#### Dataset rows for apps and sites
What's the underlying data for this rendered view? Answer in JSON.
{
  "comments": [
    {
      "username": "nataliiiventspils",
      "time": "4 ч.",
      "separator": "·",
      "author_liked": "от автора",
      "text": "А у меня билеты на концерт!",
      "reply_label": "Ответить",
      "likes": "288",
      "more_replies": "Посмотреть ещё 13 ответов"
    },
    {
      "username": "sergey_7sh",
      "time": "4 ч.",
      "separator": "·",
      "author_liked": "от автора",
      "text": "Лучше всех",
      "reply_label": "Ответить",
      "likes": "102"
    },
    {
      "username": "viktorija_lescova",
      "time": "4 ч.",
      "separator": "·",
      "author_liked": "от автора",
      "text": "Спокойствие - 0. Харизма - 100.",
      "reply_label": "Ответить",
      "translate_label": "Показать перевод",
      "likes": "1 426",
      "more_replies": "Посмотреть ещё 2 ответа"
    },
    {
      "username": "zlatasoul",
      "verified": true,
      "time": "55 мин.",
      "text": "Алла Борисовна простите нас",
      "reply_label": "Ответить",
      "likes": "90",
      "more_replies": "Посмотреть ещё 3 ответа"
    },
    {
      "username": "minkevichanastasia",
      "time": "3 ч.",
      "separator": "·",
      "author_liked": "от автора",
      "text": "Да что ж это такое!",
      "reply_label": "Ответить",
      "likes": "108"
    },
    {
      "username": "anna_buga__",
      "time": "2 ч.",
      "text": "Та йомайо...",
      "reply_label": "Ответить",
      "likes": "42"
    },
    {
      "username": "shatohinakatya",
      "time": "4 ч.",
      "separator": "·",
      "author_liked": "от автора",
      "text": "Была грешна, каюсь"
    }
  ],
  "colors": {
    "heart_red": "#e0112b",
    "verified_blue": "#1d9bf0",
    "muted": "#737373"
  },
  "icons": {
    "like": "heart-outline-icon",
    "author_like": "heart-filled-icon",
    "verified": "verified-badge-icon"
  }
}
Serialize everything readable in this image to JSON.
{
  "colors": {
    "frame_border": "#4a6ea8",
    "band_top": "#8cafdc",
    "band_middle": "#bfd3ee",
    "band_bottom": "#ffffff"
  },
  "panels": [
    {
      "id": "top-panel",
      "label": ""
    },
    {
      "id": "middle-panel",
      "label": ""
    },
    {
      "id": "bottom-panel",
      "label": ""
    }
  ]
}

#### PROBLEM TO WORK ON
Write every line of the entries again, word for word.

#### THE ANSWER
What's the underlying data for this rendered view? Answer in JSON.
{
  "comments": [
    {
      "username": "nataliiiventspils",
      "time": "4 ч.",
      "separator": "·",
      "author_liked": "от автора",
      "text": "А у меня билеты на концерт!",
      "reply_label": "Ответить",
      "likes": "288",
      "more_replies": "Посмотреть ещё 13 ответов"
    },
    {
      "username": "sergey_7sh",
      "time": "4 ч.",
      "separator": "·",
      "author_liked": "от автора",
      "text": "Лучше всех",
      "reply_label": "Ответить",
      "likes": "102"
    },
    {
      "username": "viktorija_lescova",
      "time": "4 ч.",
      "separator": "·",
      "author_liked": "от автора",
      "text": "Спокойствие - 0. Харизма - 100.",
      "reply_label": "Ответить",
      "translate_label": "Показать перевод",
      "likes": "1 426",
      "more_replies": "Посмотреть ещё 2 ответа"
    },
    {
      "username": "zlatasoul",
      "verified": true,
      "time": "55 мин.",
      "text": "Алла Борисовна простите нас",
      "reply_label": "Ответить",
      "likes": "90",
      "more_replies": "Посмотреть ещё 3 ответа"
    },
    {
      "username": "minkevichanastasia",
      "time": "3 ч.",
      "separator": "·",
      "author_liked": "от автора",
      "text": "Да что ж это такое!",
      "reply_label": "Ответить",
      "likes": "108"
    },
    {
      "username": "anna_buga__",
      "time": "2 ч.",
      "text": "Та йомайо...",
      "reply_label": "Ответить",
      "likes": "42"
    },
    {
      "username": "shatohinakatya",
      "time": "4 ч.",
      "separator": "·",
      "author_liked": "от автора",
      "text": "Была грешна, каюсь"
    }
  ],
  "colors": {
    "heart_red": "#e0112b",
    "verified_blue": "#1d9bf0",
    "muted": "#737373"
  },
  "icons": {
    "like": "heart-outline-icon",
    "author_like": "heart-filled-icon",
    "verified": "verified-badge-icon"
  }
}
Serialize everything readable in this image to JSON.
{
  "colors": {
    "frame_border": "#4a6ea8",
    "band_top": "#8cafdc",
    "band_middle": "#bfd3ee",
    "band_bottom": "#ffffff"
  },
  "panels": [
    {
      "id": "top-panel",
      "label": ""
    },
    {
      "id": "middle-panel",
      "label": ""
    },
    {
      "id": "bottom-panel",
      "label": ""
    }
  ]
}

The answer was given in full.